A number of people on Instagram have asked me if I think the Lano mask is a dupe for the Summer Fridays, so I thought I'd talk about it here! I like the Summer Fridays mask, but for the price; I have to say, I think it's nice but not incredible. Their masks seem to get all the hype but I'd say their actives are more impressive to me personally. It's a moisturising overnight leave-on cream mask that's not too thick or rich or greasy, which I do appreciate, and is formulated with shea butter, ceramides, hyaluronic acid and various plant-derived oils (some of which are fragrant). My skin is always nice and soft and moisturised by morning when I use this. However, I find the Lano formula has a really similar effect. It contains lanolin, which is derived from sheep wool, so isn't vegan. It's a really great skin moisturiser, though, and there's also shea butter, Vitamin E and other moisturising oils in there (again, there are some fragrant extracts in there). I like how it softens and smooths my skin, providing intense moisture (to a greater extent than the Summer Fridays mask) without breaking me out or feeling greasy on my skin. I actually think I prefer the Lano mask anyway, so it's an easy win for Team Affordable in this case!
Biossance 100% Squalane Oil | £27 (100ml) | full review | vs. Typology 100 Squalane* | £11.80 (15ml) | full review coming soon
On this one, which one you should go with really depends on how you use the product because - although technically more expensive - the Biossance option is actually really good value, the only issue is that it isn't available in a smaller size. Squalane is a gentle oil that mimics those our skin creates itself, though it's plant-derived (the Biossance is made from sugarcane and the Typology from olive). It's an amazing moisturiser, calming irritation and locking in moisture, so the skin feels smooth and replenished. It can also be used on the hair and body. If you want to do this, you're probably best off with the Biossance formula (I also have the one from the Ordinary, which I use on my scalp and get through very quickly). However, the Typology version is that bit more lightweight, for those of you turned off by heavier oils, and is actually marketed as a serum for that reason.
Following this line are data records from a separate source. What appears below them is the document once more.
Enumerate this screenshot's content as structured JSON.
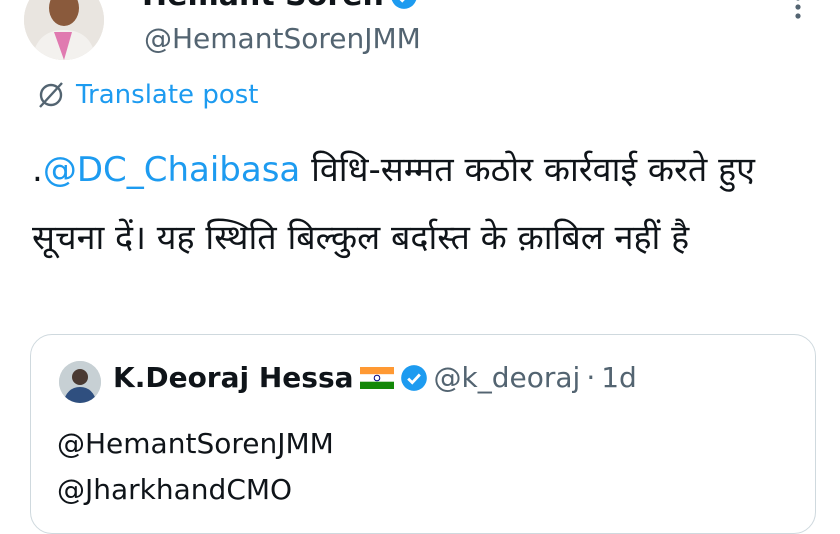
{
  "author": {
    "name": "Hemant Soren",
    "handle": "@HemantSorenJMM"
  },
  "translate_label": "Translate post",
  "post": {
    "prefix": ".",
    "mention": "@DC_Chaibasa",
    "text": " विधि-सम्मत कठोर कार्रवाई करते हुए सूचना दें। यह स्थिति बिल्कुल बर्दास्त के क़ाबिल नहीं है"
  },
  "quoted": {
    "name": "K.Deoraj Hessa",
    "handle": "@k_deoraj",
    "separator": "·",
    "time": "1d",
    "line1": "@HemantSorenJMM",
    "line2": "@JharkhandCMO"
  },
  "colors": {
    "accent": "#1d9bf0",
    "text": "#0f1419",
    "muted": "#536471",
    "border": "#cfd9de"
  },
  "icons": [
    "verified-badge-icon",
    "more-options-icon",
    "translate-icon",
    "india-flag-icon"
  ]
}
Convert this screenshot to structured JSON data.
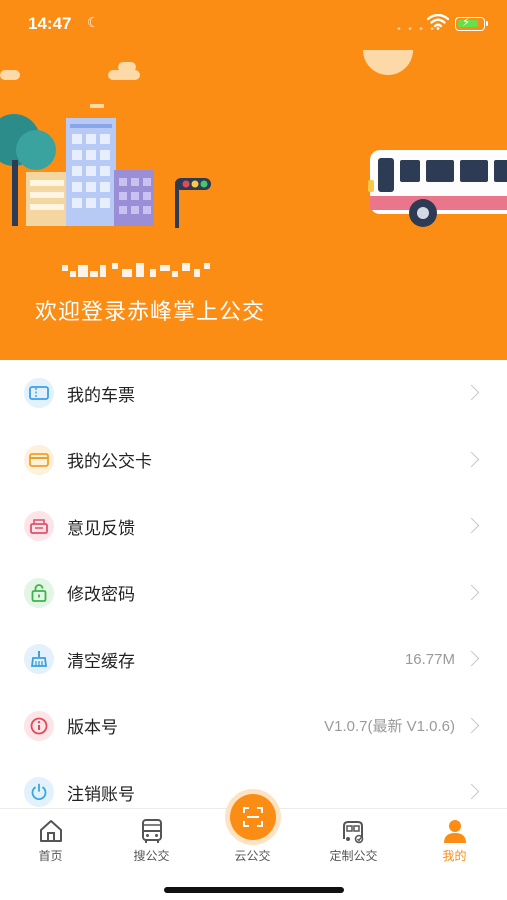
{
  "status_bar": {
    "time": "14:47"
  },
  "header": {
    "welcome_text": "欢迎登录赤峰掌上公交",
    "background_color": "#fb8c14"
  },
  "menu": {
    "items": [
      {
        "label": "我的车票",
        "value": "",
        "icon": "ticket-icon",
        "icon_color": "#3aa0e6",
        "icon_bg": "#e2f1fc"
      },
      {
        "label": "我的公交卡",
        "value": "",
        "icon": "card-icon",
        "icon_color": "#f0a020",
        "icon_bg": "#fdf0dc"
      },
      {
        "label": "意见反馈",
        "value": "",
        "icon": "feedback-icon",
        "icon_color": "#e0506a",
        "icon_bg": "#fde4e8"
      },
      {
        "label": "修改密码",
        "value": "",
        "icon": "lock-icon",
        "icon_color": "#3cb44a",
        "icon_bg": "#e3f5e4"
      },
      {
        "label": "清空缓存",
        "value": "16.77M",
        "icon": "broom-icon",
        "icon_color": "#3a9ee0",
        "icon_bg": "#e2f1fc"
      },
      {
        "label": "版本号",
        "value": "V1.0.7(最新 V1.0.6)",
        "icon": "info-icon",
        "icon_color": "#e24a5a",
        "icon_bg": "#fde4e8"
      },
      {
        "label": "注销账号",
        "value": "",
        "icon": "power-icon",
        "icon_color": "#38a8e0",
        "icon_bg": "#e2f1fc"
      }
    ]
  },
  "tabbar": {
    "tabs": [
      {
        "label": "首页",
        "icon": "home-icon"
      },
      {
        "label": "搜公交",
        "icon": "bus-icon"
      },
      {
        "label": "云公交",
        "icon": "scan-icon"
      },
      {
        "label": "定制公交",
        "icon": "custom-bus-icon"
      },
      {
        "label": "我的",
        "icon": "person-icon",
        "active": true
      }
    ],
    "active_color": "#fb8c14"
  }
}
Either option does what I want a squalane oil to do, so it's really up to you, your texture preferences and how you want to use the product!
First Aid Beauty Ultra Repair Oat & Cannabis Sativa Seed Oil | £28 (30ml) | full review | vs. Bybi CBD Booster | £12 (15ml) (20% off with code JASMINE20) | full review
I was actually a big fan of this lightweight but deeply nourishing oil from First Aid Beauty. I know a lot of people are quite anti-CBD and I totally get why you'd think it's all hype, however hemp is a proven skin moisturiser and in my experience true CBD is also very moisturising, though that's just my anecdotal opinion! It does contain fragrance, but that doesn't bother me particularly and I like the blend of cannabis sativa oil, oat oil and avocado oil. I apply this as the last step of my evening skincare routine and it's definitely given me softer skin and helped hugely with dry patches. Overall, this is a solid oil for dry skin. Although you get far less product, the Bybi oil is still a little better in terms of value for money. The formulation is far simpler; it contains cannabis sativa seed oil (AKA hemp), cannabidiol (AKA CBD) and nothing else. Therefore, if you don't like fragrance; this is for you. Whilst not quite as lightweight as the FAB oil, I still don't find it too heavy or greasy for my skin, and this has the added benefit of not only providing deep moisture and giving me lovely soft skin, but calming down redness and irritation. I personally think they're both solid products.
Do you have any affordable alternatives for more expensive products to share?